> What you should do:
Report all lines of the records that contain "JSON".

> Supplied data:
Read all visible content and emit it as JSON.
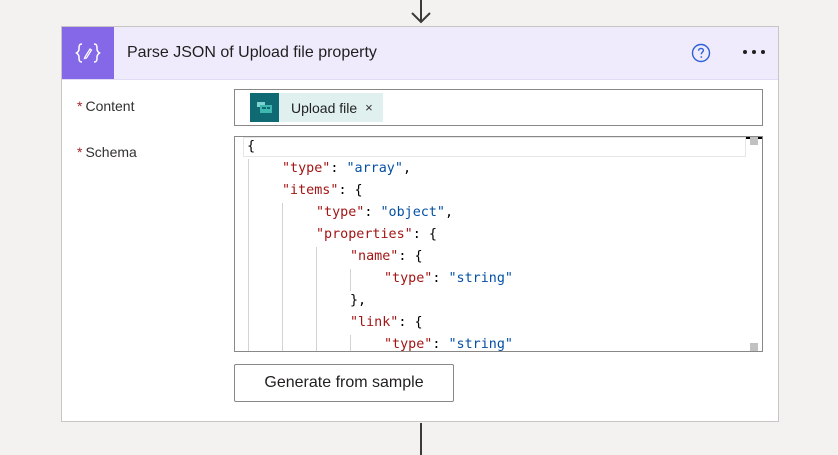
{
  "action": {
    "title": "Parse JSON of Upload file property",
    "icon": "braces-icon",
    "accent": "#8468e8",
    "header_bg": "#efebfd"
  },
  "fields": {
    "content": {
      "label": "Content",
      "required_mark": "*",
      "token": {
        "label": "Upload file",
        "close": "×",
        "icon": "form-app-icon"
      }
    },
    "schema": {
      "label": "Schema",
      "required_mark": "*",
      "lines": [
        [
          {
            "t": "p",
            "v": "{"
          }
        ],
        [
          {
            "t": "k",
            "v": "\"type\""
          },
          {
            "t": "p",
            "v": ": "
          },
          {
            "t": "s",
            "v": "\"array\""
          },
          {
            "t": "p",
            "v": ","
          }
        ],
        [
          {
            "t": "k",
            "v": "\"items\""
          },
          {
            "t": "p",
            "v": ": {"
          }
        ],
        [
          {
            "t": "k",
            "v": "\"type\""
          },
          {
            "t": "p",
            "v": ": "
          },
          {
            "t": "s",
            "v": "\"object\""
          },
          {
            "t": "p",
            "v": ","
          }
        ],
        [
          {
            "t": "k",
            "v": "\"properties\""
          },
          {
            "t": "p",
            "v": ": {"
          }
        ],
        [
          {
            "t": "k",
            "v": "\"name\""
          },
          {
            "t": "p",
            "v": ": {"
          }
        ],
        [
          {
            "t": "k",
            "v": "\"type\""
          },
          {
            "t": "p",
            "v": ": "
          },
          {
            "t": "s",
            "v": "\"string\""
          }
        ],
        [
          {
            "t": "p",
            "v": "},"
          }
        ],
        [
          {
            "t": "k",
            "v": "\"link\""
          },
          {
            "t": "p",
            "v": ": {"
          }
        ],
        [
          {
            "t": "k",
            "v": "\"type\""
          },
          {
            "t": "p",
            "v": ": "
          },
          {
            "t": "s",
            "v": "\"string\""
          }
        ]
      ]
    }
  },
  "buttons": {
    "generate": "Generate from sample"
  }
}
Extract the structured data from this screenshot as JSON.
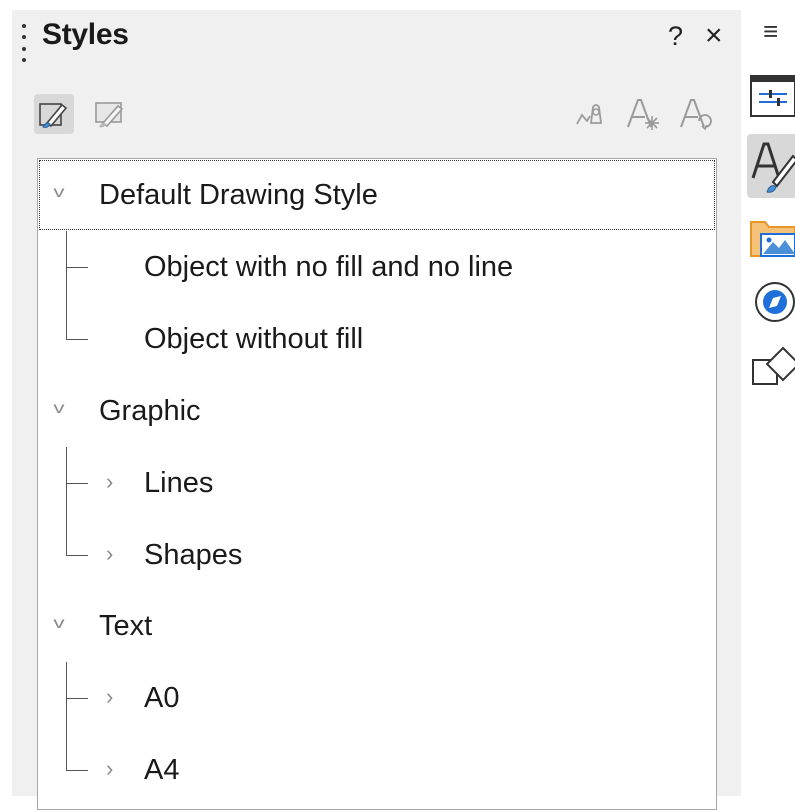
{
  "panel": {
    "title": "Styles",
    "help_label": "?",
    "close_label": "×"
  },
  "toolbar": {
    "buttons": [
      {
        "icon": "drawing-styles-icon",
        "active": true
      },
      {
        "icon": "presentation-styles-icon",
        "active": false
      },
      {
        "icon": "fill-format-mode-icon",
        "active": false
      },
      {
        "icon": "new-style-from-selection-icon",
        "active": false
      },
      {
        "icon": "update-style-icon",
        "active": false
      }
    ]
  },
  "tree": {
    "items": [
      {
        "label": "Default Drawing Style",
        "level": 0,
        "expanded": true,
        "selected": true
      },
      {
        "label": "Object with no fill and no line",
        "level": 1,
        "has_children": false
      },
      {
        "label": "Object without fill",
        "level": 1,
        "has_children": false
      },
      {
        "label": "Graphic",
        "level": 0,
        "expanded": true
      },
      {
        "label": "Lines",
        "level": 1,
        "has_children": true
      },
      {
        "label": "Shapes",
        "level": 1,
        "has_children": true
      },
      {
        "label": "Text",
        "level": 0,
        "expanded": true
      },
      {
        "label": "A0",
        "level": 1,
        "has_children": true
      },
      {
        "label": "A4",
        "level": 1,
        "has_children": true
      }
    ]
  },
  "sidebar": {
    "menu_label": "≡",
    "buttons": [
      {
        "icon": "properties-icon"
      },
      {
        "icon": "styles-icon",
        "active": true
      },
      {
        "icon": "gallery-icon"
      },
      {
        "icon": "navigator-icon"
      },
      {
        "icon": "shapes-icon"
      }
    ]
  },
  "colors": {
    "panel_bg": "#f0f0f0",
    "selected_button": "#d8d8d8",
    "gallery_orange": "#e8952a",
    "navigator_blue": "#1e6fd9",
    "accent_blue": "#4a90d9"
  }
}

> Solution for this exercise:
Read all visible content and emit it as JSON.
    "title": "Parse JSON of Upload file property",
Extract the structured data from this screenshot as JSON.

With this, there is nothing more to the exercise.